Woodford Short History
End of the Railway
The arrival of the railway had been a momentous event for the village but in 1962 there was news that was to prove every bit as significant for village life with rumours that the railway was to close.
In the late 1950s, British Railways had decided that each part of their network should pay its way and that “unprofitable” lines should close. Finally, in February 1963 the first changes affecting Woodford Halse were announced with the closure of all the stations between Rugby and Aylesbury except Woodford and Brackley. This was quickly followed two months later by the withdrawal of passenger services between Woodford and Banbury (they were replaced with 4 times a day bus service). By February 1965, the decision to withdraw freight trains had been made and in May the Banbury Guardian reported that 350 staff were to be made redundant as the marshalling yards and locomotive works closed. The wagon shops closed in August and the last passenger train ran to Marylebone on the 3rd September 1966.

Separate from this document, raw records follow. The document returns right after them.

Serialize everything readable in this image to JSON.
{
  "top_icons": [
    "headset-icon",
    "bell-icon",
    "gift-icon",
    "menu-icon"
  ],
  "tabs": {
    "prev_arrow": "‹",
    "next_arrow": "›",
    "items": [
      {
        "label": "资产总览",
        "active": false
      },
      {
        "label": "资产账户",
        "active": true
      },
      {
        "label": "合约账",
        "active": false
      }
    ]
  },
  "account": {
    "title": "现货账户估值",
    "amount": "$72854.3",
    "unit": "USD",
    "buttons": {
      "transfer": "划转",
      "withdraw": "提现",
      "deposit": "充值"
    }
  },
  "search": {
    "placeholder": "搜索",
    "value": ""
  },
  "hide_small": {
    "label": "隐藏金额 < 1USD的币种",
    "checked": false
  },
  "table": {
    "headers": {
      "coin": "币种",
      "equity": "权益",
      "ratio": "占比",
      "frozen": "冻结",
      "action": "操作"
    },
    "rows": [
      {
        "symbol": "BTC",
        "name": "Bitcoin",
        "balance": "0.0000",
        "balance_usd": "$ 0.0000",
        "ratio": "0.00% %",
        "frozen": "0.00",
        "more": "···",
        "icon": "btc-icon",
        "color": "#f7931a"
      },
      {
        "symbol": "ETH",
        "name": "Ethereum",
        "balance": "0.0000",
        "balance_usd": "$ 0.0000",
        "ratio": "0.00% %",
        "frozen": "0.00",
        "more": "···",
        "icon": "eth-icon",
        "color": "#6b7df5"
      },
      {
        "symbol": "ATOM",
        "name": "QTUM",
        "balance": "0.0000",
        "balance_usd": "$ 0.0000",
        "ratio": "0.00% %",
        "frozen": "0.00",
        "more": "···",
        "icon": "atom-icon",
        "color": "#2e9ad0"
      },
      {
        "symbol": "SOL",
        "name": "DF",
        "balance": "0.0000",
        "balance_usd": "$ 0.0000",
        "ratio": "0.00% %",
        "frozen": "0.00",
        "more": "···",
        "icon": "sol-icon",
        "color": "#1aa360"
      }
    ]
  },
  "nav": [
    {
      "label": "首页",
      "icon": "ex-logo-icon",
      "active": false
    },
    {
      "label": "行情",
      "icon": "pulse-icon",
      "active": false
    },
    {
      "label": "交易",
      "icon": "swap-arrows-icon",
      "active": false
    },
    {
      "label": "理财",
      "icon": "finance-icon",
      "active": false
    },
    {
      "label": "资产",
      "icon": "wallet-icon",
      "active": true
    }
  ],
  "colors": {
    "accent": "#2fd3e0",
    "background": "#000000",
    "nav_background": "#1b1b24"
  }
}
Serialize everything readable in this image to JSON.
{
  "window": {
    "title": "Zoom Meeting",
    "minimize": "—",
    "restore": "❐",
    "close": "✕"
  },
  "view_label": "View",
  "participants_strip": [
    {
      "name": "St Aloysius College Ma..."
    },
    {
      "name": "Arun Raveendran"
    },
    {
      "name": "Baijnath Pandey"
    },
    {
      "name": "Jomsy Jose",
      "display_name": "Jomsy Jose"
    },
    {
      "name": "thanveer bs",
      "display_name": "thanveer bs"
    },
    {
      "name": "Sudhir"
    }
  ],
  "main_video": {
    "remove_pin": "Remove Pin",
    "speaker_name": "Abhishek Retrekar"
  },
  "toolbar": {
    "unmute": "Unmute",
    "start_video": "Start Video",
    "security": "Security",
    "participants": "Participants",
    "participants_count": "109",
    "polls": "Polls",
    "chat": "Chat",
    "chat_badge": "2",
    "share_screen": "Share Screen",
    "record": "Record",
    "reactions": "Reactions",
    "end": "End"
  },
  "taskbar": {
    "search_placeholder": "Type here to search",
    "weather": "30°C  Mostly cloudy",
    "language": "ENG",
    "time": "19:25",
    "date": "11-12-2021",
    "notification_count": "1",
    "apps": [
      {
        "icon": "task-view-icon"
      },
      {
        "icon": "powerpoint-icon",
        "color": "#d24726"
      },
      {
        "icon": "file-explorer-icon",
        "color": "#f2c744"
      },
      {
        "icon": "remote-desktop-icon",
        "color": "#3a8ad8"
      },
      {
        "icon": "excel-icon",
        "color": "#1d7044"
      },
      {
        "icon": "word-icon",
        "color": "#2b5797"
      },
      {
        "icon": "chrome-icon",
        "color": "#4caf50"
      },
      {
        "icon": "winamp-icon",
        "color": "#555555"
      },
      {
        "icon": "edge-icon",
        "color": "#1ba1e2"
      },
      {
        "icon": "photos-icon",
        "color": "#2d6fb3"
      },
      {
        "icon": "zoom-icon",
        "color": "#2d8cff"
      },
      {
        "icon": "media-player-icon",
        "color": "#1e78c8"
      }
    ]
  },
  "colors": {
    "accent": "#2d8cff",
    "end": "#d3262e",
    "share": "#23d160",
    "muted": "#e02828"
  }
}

A few of those that lost their jobs at Woodford Halse chose to stay with the railway, transferring to Banbury or other depots. Most found other employment in factories in Daventry, Banbury or Rugby.